Legal protection of GI by intellectual property rights
The Intellectual Property Code of 1957 (revised several times throughout the years) includes a section on copyright. It provides a list of examples of works that may be protected which is similar to that of the Berne Convention. French courts have repeatedly decided works of GI to be subject to copyright. Database Directive 96/9/EC was implemented into law on 1 July 1998 by integrating the new rules into various sections of the French Intellectual Property Code. The 2001 directive on copyright in the information society is transposed by the Law on the digital economy.
No copyright exists in laws, decrees, court decisions, legal texts and so on. Maps belong to the same category as books, music and other artistic creation activities results. They therefore benefit of IPR protection under French law. Copyright is regulated by a system of licences. A licence for internal use exists, and several tariffs are in force depending on the amount of use to which the information is put. Government bodies also grant licences to private companies for the commercialisation of their data.
Restricted access to GI further to the legal protection of privacy
French privacy legislation can be found in Law no. 78-17 of 6 January 1978 (Loi relative à l’informatique, aux fichiers et aux libertés). Most notably this legislation provides for a priori declaration of all databases containing nominative data, and a right of access and correction for information concerning oneself. This law is more protective of private life than many other European equivalent legislations. The Commission Nationale de l’Informatique et des Libertés (CNIL - National Commission for Information Technology EC-INSPIRE: Spatial Data Infrastructures in Europe: State of play Spring 2010 France K.U.Leuven (SADL) 20 and Individual Liberties) is the regulatory body set up to enforce and report on application of French Privacy law (www.cnil.fr). On 11 January 2000 the European Commission decided to take France to court for failure to notify all the measures necessary to implement Directive 95/46/EC on the protection of personal data. Article 5 of Law no. 2000-321 of 12 April 2000 already amended Law no. 78-17. However, Directive 95/46/EC is now fully transposed into French law. On 30 January 2002 the French National Assembly therefore adopted a draft implementation law (projet de loi) regarding the processing of personal data, modifying Law no. 78-17. This law has been definitively adopted by an Assemblée National vote on the 29th of April 2004. The law of 22 June 200 concerning the digital economy has transposed both the 1995 directive on the processing of personal data and the 2002 directive on privacy and electronic communications into French law.

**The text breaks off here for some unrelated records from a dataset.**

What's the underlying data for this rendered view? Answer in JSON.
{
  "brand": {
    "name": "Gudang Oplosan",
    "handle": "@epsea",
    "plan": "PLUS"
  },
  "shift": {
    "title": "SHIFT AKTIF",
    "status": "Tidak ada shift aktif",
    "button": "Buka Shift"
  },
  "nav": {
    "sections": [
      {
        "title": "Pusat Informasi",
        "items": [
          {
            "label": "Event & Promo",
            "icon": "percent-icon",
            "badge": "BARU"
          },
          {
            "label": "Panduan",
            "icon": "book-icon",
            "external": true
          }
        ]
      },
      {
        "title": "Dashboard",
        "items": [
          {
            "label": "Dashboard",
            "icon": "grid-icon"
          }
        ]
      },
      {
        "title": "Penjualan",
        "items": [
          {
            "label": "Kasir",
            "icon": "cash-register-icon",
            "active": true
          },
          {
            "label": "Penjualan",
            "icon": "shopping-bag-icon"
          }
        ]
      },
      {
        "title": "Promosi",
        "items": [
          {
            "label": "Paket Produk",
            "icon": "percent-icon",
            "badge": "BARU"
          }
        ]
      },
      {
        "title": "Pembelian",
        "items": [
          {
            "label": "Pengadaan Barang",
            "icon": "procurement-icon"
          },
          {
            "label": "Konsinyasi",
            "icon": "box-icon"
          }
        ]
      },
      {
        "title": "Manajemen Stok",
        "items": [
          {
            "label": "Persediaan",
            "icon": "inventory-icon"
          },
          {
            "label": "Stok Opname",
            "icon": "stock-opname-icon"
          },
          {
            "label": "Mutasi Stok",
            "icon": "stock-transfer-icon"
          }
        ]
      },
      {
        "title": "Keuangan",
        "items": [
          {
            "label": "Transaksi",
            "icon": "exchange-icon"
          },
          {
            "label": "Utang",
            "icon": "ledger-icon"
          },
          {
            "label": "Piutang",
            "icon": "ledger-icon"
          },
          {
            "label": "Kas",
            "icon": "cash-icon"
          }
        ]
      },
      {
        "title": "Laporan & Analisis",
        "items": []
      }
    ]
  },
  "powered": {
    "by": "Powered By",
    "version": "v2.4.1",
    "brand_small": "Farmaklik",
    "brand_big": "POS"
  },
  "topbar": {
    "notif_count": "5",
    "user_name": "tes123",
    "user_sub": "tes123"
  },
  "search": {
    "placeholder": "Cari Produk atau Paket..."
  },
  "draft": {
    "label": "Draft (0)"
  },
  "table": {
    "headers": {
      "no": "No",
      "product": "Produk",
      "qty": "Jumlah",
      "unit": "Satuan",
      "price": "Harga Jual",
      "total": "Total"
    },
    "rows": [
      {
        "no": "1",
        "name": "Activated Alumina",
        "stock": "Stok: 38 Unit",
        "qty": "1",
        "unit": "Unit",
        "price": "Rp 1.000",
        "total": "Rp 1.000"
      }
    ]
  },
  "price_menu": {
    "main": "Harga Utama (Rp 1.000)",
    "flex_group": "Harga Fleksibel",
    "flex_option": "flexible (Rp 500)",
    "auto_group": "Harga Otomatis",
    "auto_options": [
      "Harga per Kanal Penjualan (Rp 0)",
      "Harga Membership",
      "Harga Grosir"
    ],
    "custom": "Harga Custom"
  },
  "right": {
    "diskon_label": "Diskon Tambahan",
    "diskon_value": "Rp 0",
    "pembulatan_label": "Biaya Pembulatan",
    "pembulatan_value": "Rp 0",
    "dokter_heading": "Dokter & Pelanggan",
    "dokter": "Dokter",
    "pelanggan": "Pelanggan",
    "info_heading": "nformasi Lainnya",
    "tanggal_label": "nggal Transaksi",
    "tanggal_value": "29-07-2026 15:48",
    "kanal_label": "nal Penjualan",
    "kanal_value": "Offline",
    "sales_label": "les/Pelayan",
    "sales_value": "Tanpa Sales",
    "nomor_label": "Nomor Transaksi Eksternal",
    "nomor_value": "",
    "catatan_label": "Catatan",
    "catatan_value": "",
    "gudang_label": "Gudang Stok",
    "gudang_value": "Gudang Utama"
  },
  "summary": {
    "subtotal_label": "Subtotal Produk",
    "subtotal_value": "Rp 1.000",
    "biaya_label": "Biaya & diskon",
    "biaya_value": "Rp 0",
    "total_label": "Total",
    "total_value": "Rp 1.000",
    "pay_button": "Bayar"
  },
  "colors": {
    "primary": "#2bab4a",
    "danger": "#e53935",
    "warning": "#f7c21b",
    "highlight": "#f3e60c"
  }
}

Another maritime example can be found in the Regional Electronic Navigation Chart established under the auspices of the IHO WEND commission: for instance Primar Stavanger, operated by the Norwegian Hydrographic Service, distributes (including EC-INSPIRE: Spatial Data Infrastructures in Europe: State of play Spring 2010 France K.U.Leuven (SADL) 21 weekly up-dating) the ENC of several countries, amongst which France. The conditions for the distributors are the same for all the countries participating in Primar Stavanger.